By Kaitlyn Ersek on Jan 6, 2015 11:45:43 AM
Is golf dying? Nationwide, only 25% of golfers are between the ages of 18 and 34 and it has golf course owners and superintendents worried about the future of golf. Yet, one course (or rather chain of courses) boasts 64% of its customers in that age range.
TopGolf doesn't call itself a golf course; instead they define their business as golf entertainment centers. Originally, TopGolf served families and serious golfers, however two years ago, the company decided to “court a younger crowd.” As part of this new mission, TopGolf executives brought in DJs and bands that would perform in the evenings while the young crowd hit the range. As CEO, Ken May said in an INC magazine interview, "The millennials are there to have fun, not necessarily to get good at golf.”

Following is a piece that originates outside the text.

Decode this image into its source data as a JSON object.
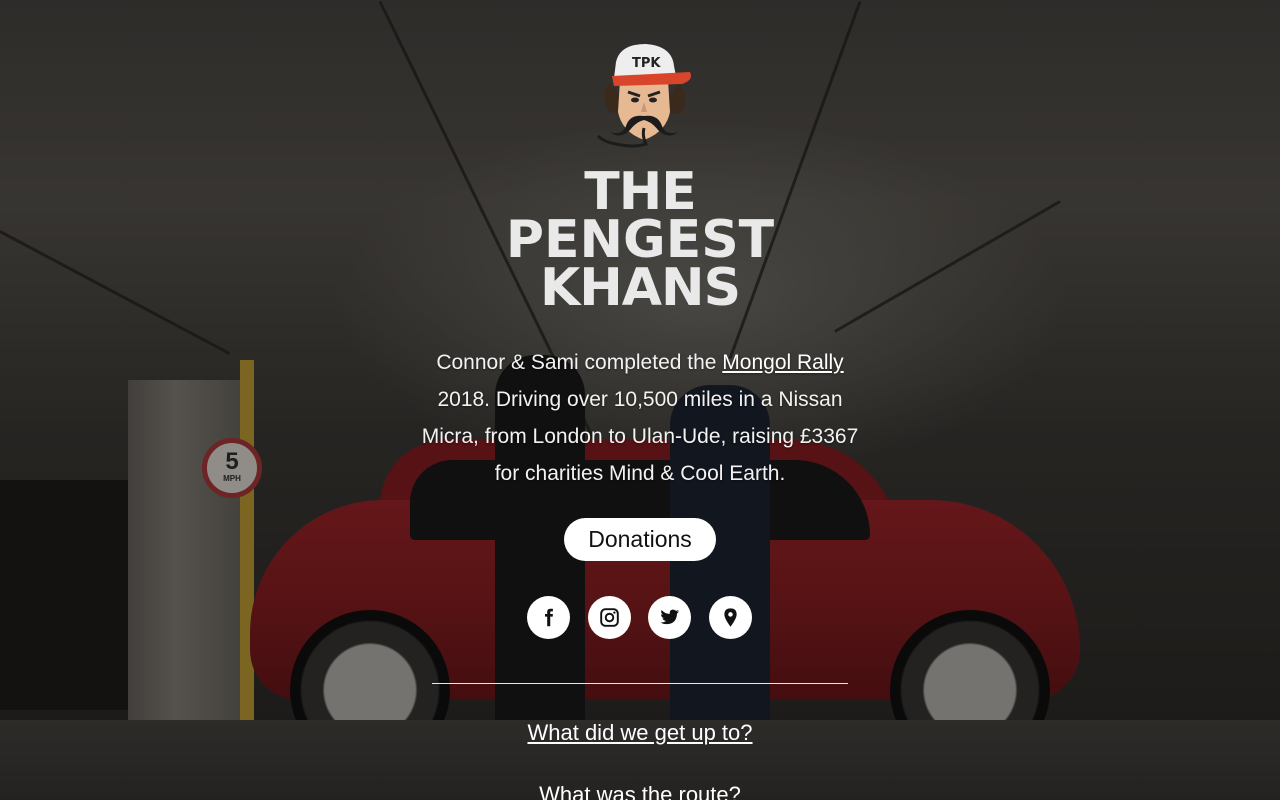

TopGolf has also upped the ante on social media, building facilities that “maximize social and video sharing.” This not only builds a community around TopGolf but also allows local managers to address complaints in real-time.
Furthermore, because millenials don’t tolerate the usual cheesy promotions and sales tactics, marketing directors at TopGolf find causes and sponsor community events. For example, "TopGolf has teamed with Golf Digest to host the first ‘Green Tie Gala for Golfers who Give Back’, a charity fundraiser."
The results? TopGolf ranked number 1,859 in INC magazine's list of the 5,000 fastest growing privately held companies in America. Their growth rate is 221% and 2013 revenues reached 95.2 million.
At the end of the day, TopGolf's model probably won't work for your course. However, thinking creatively to capture this untapped market of millenials may be key to growth at your course. Golf isn't dead. But courses looking to take a piece of the millenial pie may need to change. Is there a way you can optimize your course and capture this new audience of wanna-be golfers?